* **WHAT YOU SHOULD DO**: Please print each entry below exactly as it stands, but without any pictures.

☆ ☆ ☆

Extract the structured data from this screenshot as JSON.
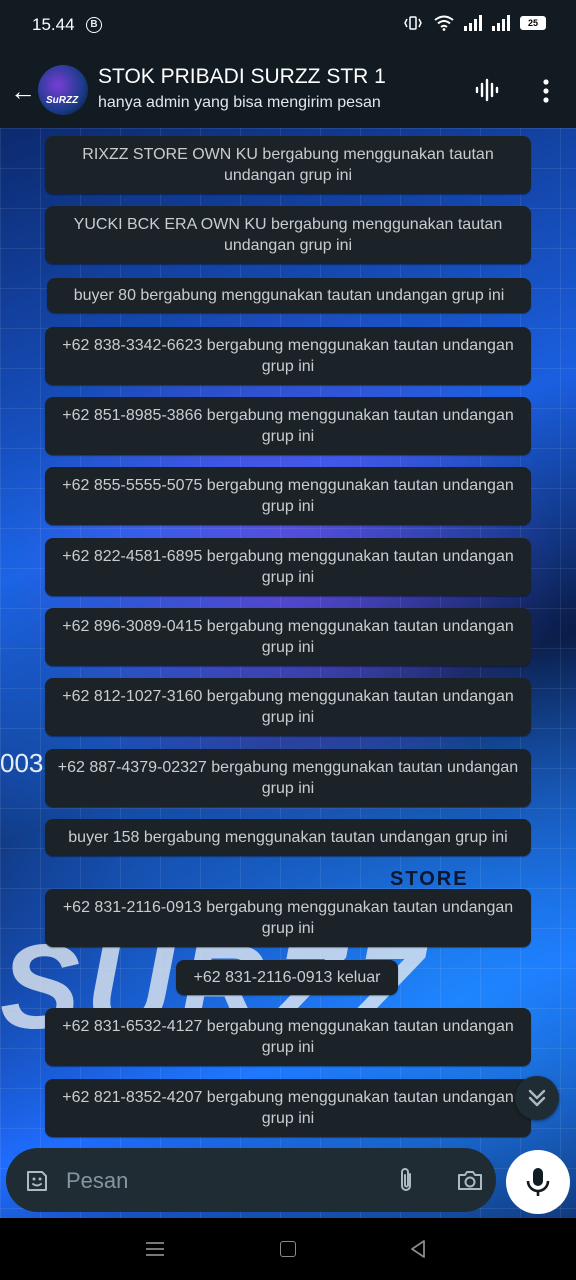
{
  "status": {
    "time": "15.44",
    "battery": "25"
  },
  "header": {
    "title": "STOK PRIBADI SURZZ STR 1",
    "subtitle": "hanya admin yang bisa mengirim pesan",
    "avatar_text": "SuRZZ"
  },
  "wallpaper": {
    "text1": "003",
    "text2": "STORE",
    "text3": "SURZZ"
  },
  "messages": [
    "RIXZZ STORE OWN KU bergabung menggunakan tautan undangan grup ini",
    "YUCKI BCK ERA OWN KU bergabung menggunakan tautan undangan grup ini",
    "buyer 80 bergabung menggunakan tautan undangan grup ini",
    "+62 838-3342-6623 bergabung menggunakan tautan undangan grup ini",
    "+62 851-8985-3866 bergabung menggunakan tautan undangan grup ini",
    "+62 855-5555-5075 bergabung menggunakan tautan undangan grup ini",
    "+62 822-4581-6895 bergabung menggunakan tautan undangan grup ini",
    "+62 896-3089-0415 bergabung menggunakan tautan undangan grup ini",
    "+62 812-1027-3160 bergabung menggunakan tautan undangan grup ini",
    "+62 887-4379-02327 bergabung menggunakan tautan undangan grup ini",
    "buyer 158 bergabung menggunakan tautan undangan grup ini",
    "+62 831-2116-0913 bergabung menggunakan tautan undangan grup ini",
    "+62 831-2116-0913 keluar",
    "+62 831-6532-4127 bergabung menggunakan tautan undangan grup ini",
    "+62 821-8352-4207 bergabung menggunakan tautan undangan grup ini"
  ],
  "input": {
    "placeholder": "Pesan"
  }
}
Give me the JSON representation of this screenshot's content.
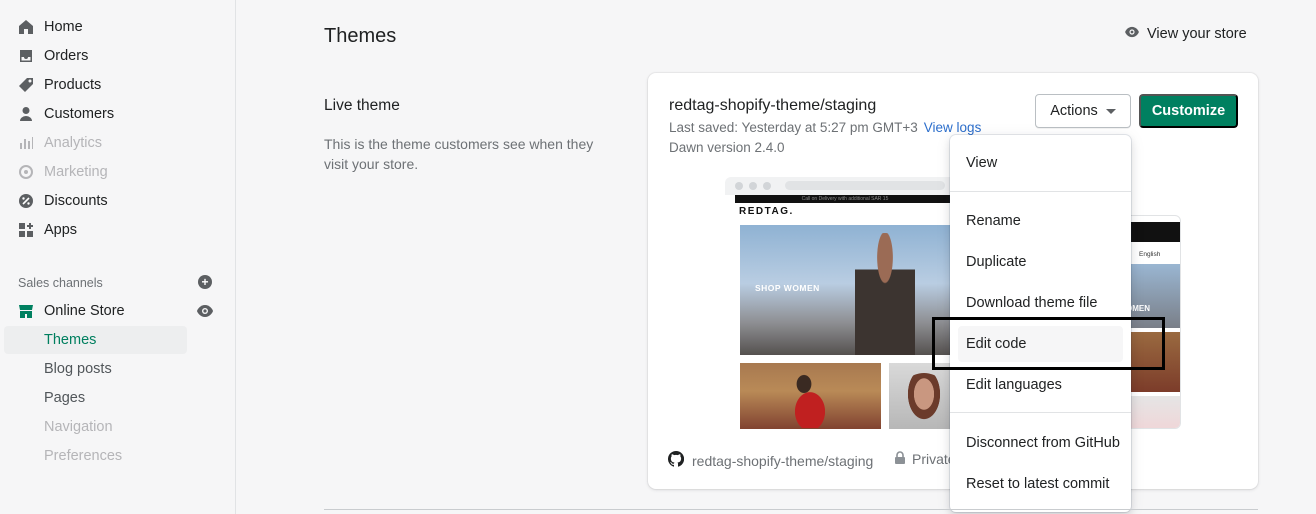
{
  "sidebar": {
    "items": [
      {
        "label": "Home",
        "icon": "home-icon"
      },
      {
        "label": "Orders",
        "icon": "orders-icon"
      },
      {
        "label": "Products",
        "icon": "tag-icon"
      },
      {
        "label": "Customers",
        "icon": "person-icon"
      },
      {
        "label": "Analytics",
        "icon": "analytics-icon"
      },
      {
        "label": "Marketing",
        "icon": "marketing-icon"
      },
      {
        "label": "Discounts",
        "icon": "discount-icon"
      },
      {
        "label": "Apps",
        "icon": "apps-icon"
      }
    ],
    "sales_channels_label": "Sales channels",
    "online_store_label": "Online Store",
    "sub_items": [
      {
        "label": "Themes"
      },
      {
        "label": "Blog posts"
      },
      {
        "label": "Pages"
      },
      {
        "label": "Navigation"
      },
      {
        "label": "Preferences"
      }
    ]
  },
  "header": {
    "title": "Themes",
    "view_store": "View your store"
  },
  "live_theme": {
    "title": "Live theme",
    "description": "This is the theme customers see when they visit your store."
  },
  "card": {
    "theme_name": "redtag-shopify-theme/staging",
    "last_saved": "Last saved: Yesterday at 5:27 pm GMT+3",
    "view_logs": "View logs",
    "dawn_version": "Dawn version 2.4.0",
    "actions_label": "Actions",
    "customize_label": "Customize",
    "repo": "redtag-shopify-theme/staging",
    "private_label": "Private"
  },
  "preview": {
    "announcement": "Call on Delivery with additional SAR 15",
    "logo": "REDTAG.",
    "hero_text": "SHOP WOMEN",
    "mobile_language": "English",
    "mobile_hero_text": "OMEN"
  },
  "dropdown": {
    "items": [
      "View",
      "Rename",
      "Duplicate",
      "Download theme file",
      "Edit code",
      "Edit languages",
      "Disconnect from GitHub",
      "Reset to latest commit"
    ]
  },
  "colors": {
    "brand_green": "#008060",
    "active_green": "#007f5f",
    "link_blue": "#2c6ecb"
  }
}
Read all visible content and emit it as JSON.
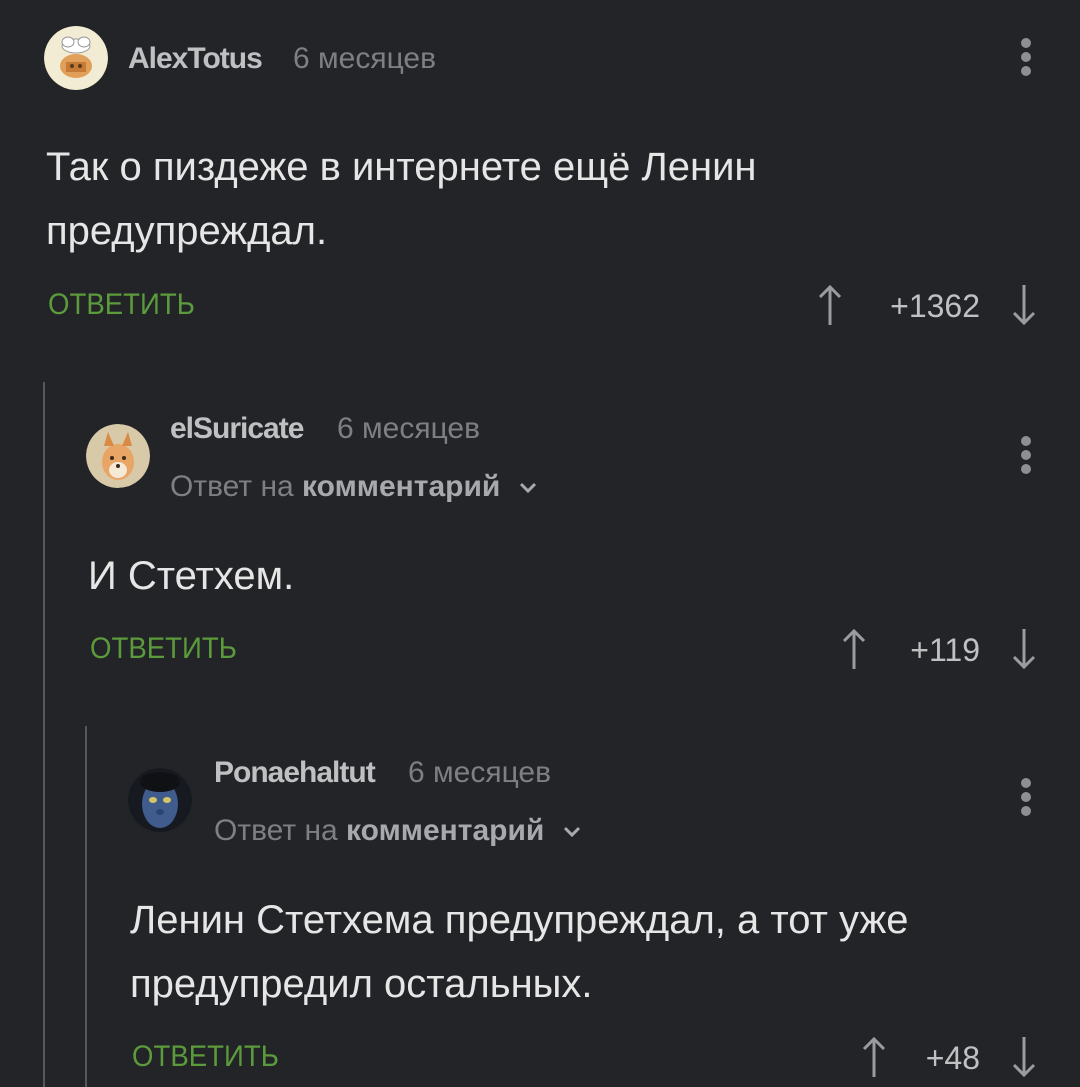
{
  "comments": [
    {
      "username": "AlexTotus",
      "time": "6 месяцев",
      "reply_prefix": "",
      "reply_link": "",
      "text_line1": "Так о пиздеже в интернете ещё Ленин",
      "text_line2": "предупреждал.",
      "reply_button": "ОТВЕТИТЬ",
      "rating": "+1362"
    },
    {
      "username": "elSuricate",
      "time": "6 месяцев",
      "reply_prefix": "Ответ на",
      "reply_link": "комментарий",
      "text_line1": "И Стетхем.",
      "text_line2": "",
      "reply_button": "ОТВЕТИТЬ",
      "rating": "+119"
    },
    {
      "username": "Ponaehaltut",
      "time": "6 месяцев",
      "reply_prefix": "Ответ на",
      "reply_link": "комментарий",
      "text_line1": "Ленин Стетхема предупреждал, а тот уже",
      "text_line2": "предупредил остальных.",
      "reply_button": "ОТВЕТИТЬ",
      "rating": "+48"
    }
  ],
  "colors": {
    "background": "#232427",
    "reply_green": "#5c9b3c",
    "username": "#bfc0c2",
    "muted": "#7d7f83",
    "thread_line": "#55575c"
  }
}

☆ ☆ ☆

* **PROBLEM SOLUTION**:
Extract the structured data from this screenshot as JSON.
{
  "status": {
    "time": "15.44",
    "battery": "25"
  },
  "header": {
    "title": "STOK PRIBADI SURZZ STR 1",
    "subtitle": "hanya admin yang bisa mengirim pesan",
    "avatar_text": "SuRZZ"
  },
  "wallpaper": {
    "text1": "003",
    "text2": "STORE",
    "text3": "SURZZ"
  },
  "messages": [
    "RIXZZ STORE OWN KU bergabung menggunakan tautan undangan grup ini",
    "YUCKI BCK ERA OWN KU bergabung menggunakan tautan undangan grup ini",
    "buyer 80 bergabung menggunakan tautan undangan grup ini",
    "+62 838-3342-6623 bergabung menggunakan tautan undangan grup ini",
    "+62 851-8985-3866 bergabung menggunakan tautan undangan grup ini",
    "+62 855-5555-5075 bergabung menggunakan tautan undangan grup ini",
    "+62 822-4581-6895 bergabung menggunakan tautan undangan grup ini",
    "+62 896-3089-0415 bergabung menggunakan tautan undangan grup ini",
    "+62 812-1027-3160 bergabung menggunakan tautan undangan grup ini",
    "+62 887-4379-02327 bergabung menggunakan tautan undangan grup ini",
    "buyer 158 bergabung menggunakan tautan undangan grup ini",
    "+62 831-2116-0913 bergabung menggunakan tautan undangan grup ini",
    "+62 831-2116-0913 keluar",
    "+62 831-6532-4127 bergabung menggunakan tautan undangan grup ini",
    "+62 821-8352-4207 bergabung menggunakan tautan undangan grup ini"
  ],
  "input": {
    "placeholder": "Pesan"
  }
}
Give me the JSON representation of this screenshot's content.
{
  "sidebar": {
    "items": [
      {
        "label": "Home",
        "icon": "home-icon"
      },
      {
        "label": "Orders",
        "icon": "orders-icon"
      },
      {
        "label": "Products",
        "icon": "tag-icon"
      },
      {
        "label": "Customers",
        "icon": "person-icon"
      },
      {
        "label": "Analytics",
        "icon": "analytics-icon"
      },
      {
        "label": "Marketing",
        "icon": "marketing-icon"
      },
      {
        "label": "Discounts",
        "icon": "discount-icon"
      },
      {
        "label": "Apps",
        "icon": "apps-icon"
      }
    ],
    "sales_channels_label": "Sales channels",
    "online_store_label": "Online Store",
    "sub_items": [
      {
        "label": "Themes"
      },
      {
        "label": "Blog posts"
      },
      {
        "label": "Pages"
      },
      {
        "label": "Navigation"
      },
      {
        "label": "Preferences"
      }
    ]
  },
  "header": {
    "title": "Themes",
    "view_store": "View your store"
  },
  "live_theme": {
    "title": "Live theme",
    "description": "This is the theme customers see when they visit your store."
  },
  "card": {
    "theme_name": "redtag-shopify-theme/staging",
    "last_saved": "Last saved: Yesterday at 5:27 pm GMT+3",
    "view_logs": "View logs",
    "dawn_version": "Dawn version 2.4.0",
    "actions_label": "Actions",
    "customize_label": "Customize",
    "repo": "redtag-shopify-theme/staging",
    "private_label": "Private"
  },
  "preview": {
    "announcement": "Call on Delivery with additional SAR 15",
    "logo": "REDTAG.",
    "hero_text": "SHOP WOMEN",
    "mobile_language": "English",
    "mobile_hero_text": "OMEN"
  },
  "dropdown": {
    "items": [
      "View",
      "Rename",
      "Duplicate",
      "Download theme file",
      "Edit code",
      "Edit languages",
      "Disconnect from GitHub",
      "Reset to latest commit"
    ]
  },
  "colors": {
    "brand_green": "#008060",
    "active_green": "#007f5f",
    "link_blue": "#2c6ecb"
  }
}
Read all visible content and emit it as JSON.
{
  "comments": [
    {
      "username": "AlexTotus",
      "time": "6 месяцев",
      "reply_prefix": "",
      "reply_link": "",
      "text_line1": "Так о пиздеже в интернете ещё Ленин",
      "text_line2": "предупреждал.",
      "reply_button": "ОТВЕТИТЬ",
      "rating": "+1362"
    },
    {
      "username": "elSuricate",
      "time": "6 месяцев",
      "reply_prefix": "Ответ на",
      "reply_link": "комментарий",
      "text_line1": "И Стетхем.",
      "text_line2": "",
      "reply_button": "ОТВЕТИТЬ",
      "rating": "+119"
    },
    {
      "username": "Ponaehaltut",
      "time": "6 месяцев",
      "reply_prefix": "Ответ на",
      "reply_link": "комментарий",
      "text_line1": "Ленин Стетхема предупреждал, а тот уже",
      "text_line2": "предупредил остальных.",
      "reply_button": "ОТВЕТИТЬ",
      "rating": "+48"
    }
  ],
  "colors": {
    "background": "#232427",
    "reply_green": "#5c9b3c",
    "username": "#bfc0c2",
    "muted": "#7d7f83",
    "thread_line": "#55575c"
  }
}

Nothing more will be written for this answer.